- PROBLEM STATEMENT
In the records, each line holding "angličtině" must be reported.
Segment Start: EXTRACTED MATERIAL
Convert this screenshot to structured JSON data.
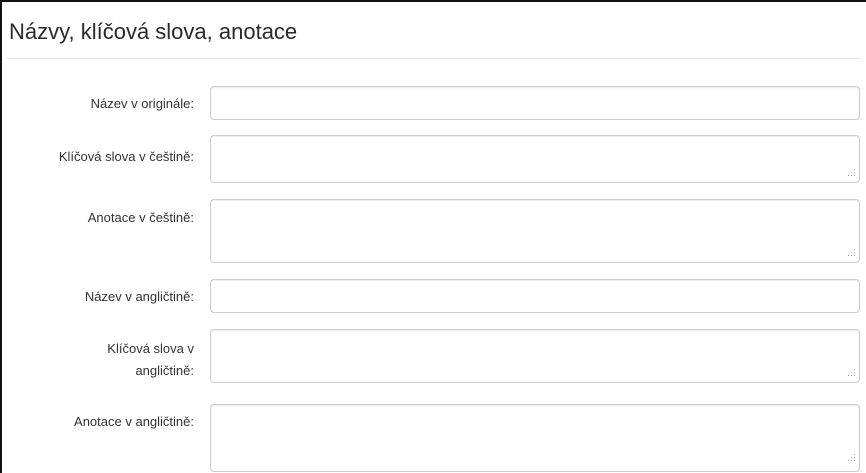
{
  "panel": {
    "title": "Názvy, klíčová slova, anotace"
  },
  "fields": {
    "title_original": {
      "label": "Název v originále:",
      "value": ""
    },
    "keywords_czech": {
      "label": "Klíčová slova v češtině:",
      "value": ""
    },
    "abstract_czech": {
      "label": "Anotace v češtině:",
      "value": ""
    },
    "title_english": {
      "label": "Název v angličtině:",
      "value": ""
    },
    "keywords_english": {
      "label_line1": "Klíčová slova v",
      "label_line2": "angličtině:",
      "value": ""
    },
    "abstract_english": {
      "label": "Anotace v angličtině:",
      "value": ""
    }
  },
  "icons": {
    "resize_handle": "resize-grip-icon"
  }
}
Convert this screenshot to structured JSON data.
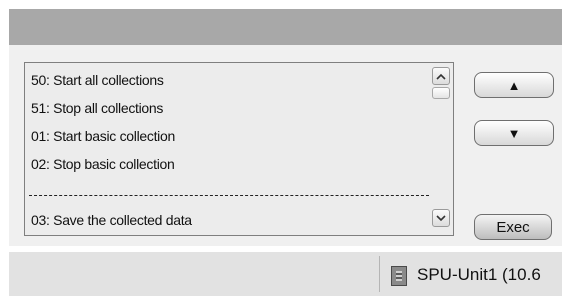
{
  "commands": {
    "items": [
      "50: Start all collections",
      "51: Stop all collections",
      "01: Start basic collection",
      "02: Stop basic collection",
      "03: Save the collected data"
    ]
  },
  "buttons": {
    "up_label": "▲",
    "down_label": "▼",
    "exec_label": "Exec"
  },
  "status": {
    "unit_label": "SPU-Unit1 (10.6"
  }
}
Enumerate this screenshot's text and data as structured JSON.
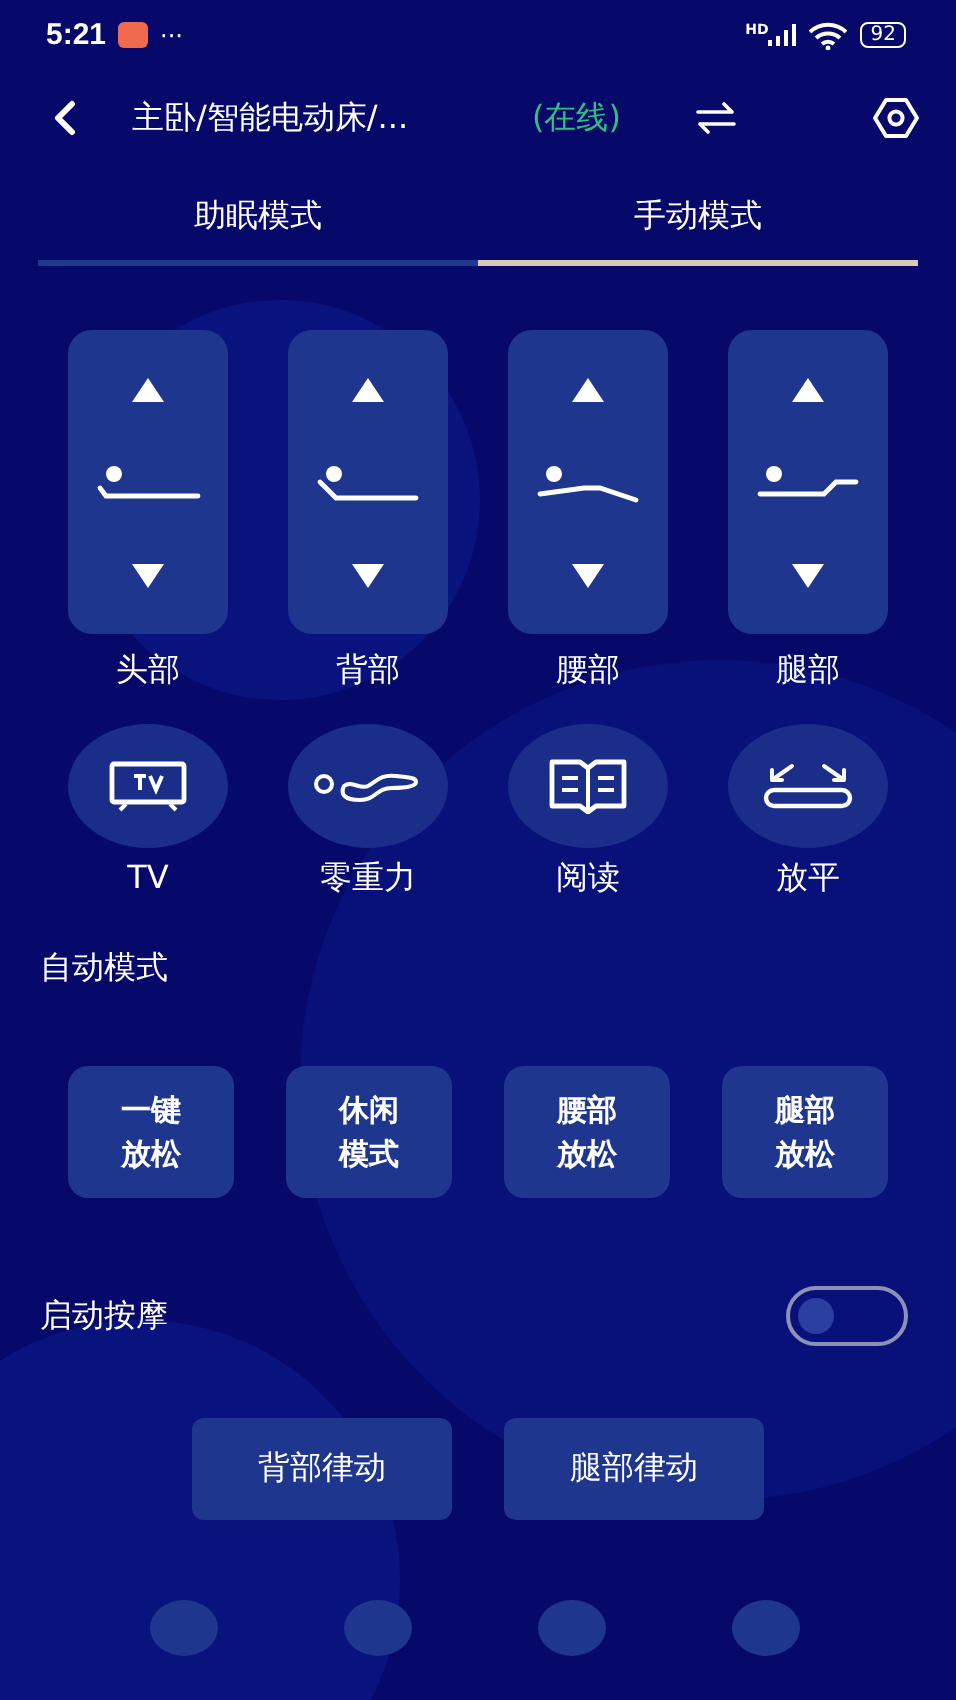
{
  "status_bar": {
    "time": "5:21",
    "more": "···",
    "network": "HD",
    "battery": "92"
  },
  "header": {
    "title": "主卧/智能电动床/...",
    "status": "(在线)"
  },
  "tabs": [
    {
      "label": "助眠模式",
      "selected": false
    },
    {
      "label": "手动模式",
      "selected": true
    }
  ],
  "position_controls": [
    {
      "label": "头部"
    },
    {
      "label": "背部"
    },
    {
      "label": "腰部"
    },
    {
      "label": "腿部"
    }
  ],
  "presets": [
    {
      "label": "TV"
    },
    {
      "label": "零重力"
    },
    {
      "label": "阅读"
    },
    {
      "label": "放平"
    }
  ],
  "auto_mode": {
    "title": "自动模式",
    "buttons": [
      {
        "lines": [
          "一键",
          "放松"
        ]
      },
      {
        "lines": [
          "休闲",
          "模式"
        ]
      },
      {
        "lines": [
          "腰部",
          "放松"
        ]
      },
      {
        "lines": [
          "腿部",
          "放松"
        ]
      }
    ]
  },
  "massage": {
    "label": "启动按摩",
    "on": false,
    "buttons": [
      "背部律动",
      "腿部律动"
    ]
  }
}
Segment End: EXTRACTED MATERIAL
- RESULT OF THE TASK
      "label": "Název v angličtině:",
      "label_line2": "angličtině:",
      "label": "Anotace v angličtině:",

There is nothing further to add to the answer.